--- TO DO ---
Reproduce each line of the data exactly as it is.

--- PROVIDED MATERIAL ---
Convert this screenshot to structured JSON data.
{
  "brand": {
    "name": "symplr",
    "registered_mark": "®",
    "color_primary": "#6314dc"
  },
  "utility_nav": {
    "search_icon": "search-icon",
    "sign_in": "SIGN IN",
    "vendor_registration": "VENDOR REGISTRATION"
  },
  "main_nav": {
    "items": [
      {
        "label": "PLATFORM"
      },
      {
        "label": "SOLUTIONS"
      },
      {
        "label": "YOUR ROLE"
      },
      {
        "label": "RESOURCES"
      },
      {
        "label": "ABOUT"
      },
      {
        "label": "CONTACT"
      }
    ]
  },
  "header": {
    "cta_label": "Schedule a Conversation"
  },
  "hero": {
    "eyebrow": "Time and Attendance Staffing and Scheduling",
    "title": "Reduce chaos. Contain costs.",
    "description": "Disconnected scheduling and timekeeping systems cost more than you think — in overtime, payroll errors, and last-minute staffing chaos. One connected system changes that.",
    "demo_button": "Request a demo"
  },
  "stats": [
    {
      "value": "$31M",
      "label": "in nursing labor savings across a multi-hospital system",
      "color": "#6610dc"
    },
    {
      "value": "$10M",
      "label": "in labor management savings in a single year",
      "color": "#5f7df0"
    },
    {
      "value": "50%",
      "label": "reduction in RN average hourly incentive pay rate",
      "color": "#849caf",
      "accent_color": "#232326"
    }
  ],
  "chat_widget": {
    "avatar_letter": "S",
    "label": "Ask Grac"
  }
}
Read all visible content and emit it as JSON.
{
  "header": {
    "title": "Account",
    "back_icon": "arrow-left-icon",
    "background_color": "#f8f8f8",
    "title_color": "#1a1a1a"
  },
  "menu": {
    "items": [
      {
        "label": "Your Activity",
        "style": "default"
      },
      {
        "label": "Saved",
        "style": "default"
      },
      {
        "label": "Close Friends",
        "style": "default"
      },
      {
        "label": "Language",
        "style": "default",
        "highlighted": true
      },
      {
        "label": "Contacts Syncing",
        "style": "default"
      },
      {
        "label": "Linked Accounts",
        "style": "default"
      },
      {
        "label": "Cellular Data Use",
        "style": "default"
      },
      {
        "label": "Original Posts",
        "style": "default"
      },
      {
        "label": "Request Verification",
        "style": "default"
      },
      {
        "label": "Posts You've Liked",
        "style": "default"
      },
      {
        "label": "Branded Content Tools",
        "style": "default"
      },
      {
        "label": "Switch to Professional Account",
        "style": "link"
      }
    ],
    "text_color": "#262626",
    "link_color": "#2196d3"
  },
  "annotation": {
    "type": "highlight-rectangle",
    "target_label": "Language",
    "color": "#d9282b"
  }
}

--- RESULT OF THIS EXERCISE ---
Convert this screenshot to structured JSON data.
{
  "brand": {
    "name": "symplr",
    "registered_mark": "®",
    "color_primary": "#6314dc"
  },
  "utility_nav": {
    "search_icon": "search-icon",
    "sign_in": "SIGN IN",
    "vendor_registration": "VENDOR REGISTRATION"
  },
  "main_nav": {
    "items": [
      {
        "label": "PLATFORM"
      },
      {
        "label": "SOLUTIONS"
      },
      {
        "label": "YOUR ROLE"
      },
      {
        "label": "RESOURCES"
      },
      {
        "label": "ABOUT"
      },
      {
        "label": "CONTACT"
      }
    ]
  },
  "header": {
    "cta_label": "Schedule a Conversation"
  },
  "hero": {
    "eyebrow": "Time and Attendance Staffing and Scheduling",
    "title": "Reduce chaos. Contain costs.",
    "description": "Disconnected scheduling and timekeeping systems cost more than you think — in overtime, payroll errors, and last-minute staffing chaos. One connected system changes that.",
    "demo_button": "Request a demo"
  },
  "stats": [
    {
      "value": "$31M",
      "label": "in nursing labor savings across a multi-hospital system",
      "color": "#6610dc"
    },
    {
      "value": "$10M",
      "label": "in labor management savings in a single year",
      "color": "#5f7df0"
    },
    {
      "value": "50%",
      "label": "reduction in RN average hourly incentive pay rate",
      "color": "#849caf",
      "accent_color": "#232326"
    }
  ],
  "chat_widget": {
    "avatar_letter": "S",
    "label": "Ask Grac"
  }
}
Read all visible content and emit it as JSON.
{
  "header": {
    "title": "Account",
    "back_icon": "arrow-left-icon",
    "background_color": "#f8f8f8",
    "title_color": "#1a1a1a"
  },
  "menu": {
    "items": [
      {
        "label": "Your Activity",
        "style": "default"
      },
      {
        "label": "Saved",
        "style": "default"
      },
      {
        "label": "Close Friends",
        "style": "default"
      },
      {
        "label": "Language",
        "style": "default",
        "highlighted": true
      },
      {
        "label": "Contacts Syncing",
        "style": "default"
      },
      {
        "label": "Linked Accounts",
        "style": "default"
      },
      {
        "label": "Cellular Data Use",
        "style": "default"
      },
      {
        "label": "Original Posts",
        "style": "default"
      },
      {
        "label": "Request Verification",
        "style": "default"
      },
      {
        "label": "Posts You've Liked",
        "style": "default"
      },
      {
        "label": "Branded Content Tools",
        "style": "default"
      },
      {
        "label": "Switch to Professional Account",
        "style": "link"
      }
    ],
    "text_color": "#262626",
    "link_color": "#2196d3"
  },
  "annotation": {
    "type": "highlight-rectangle",
    "target_label": "Language",
    "color": "#d9282b"
  }
}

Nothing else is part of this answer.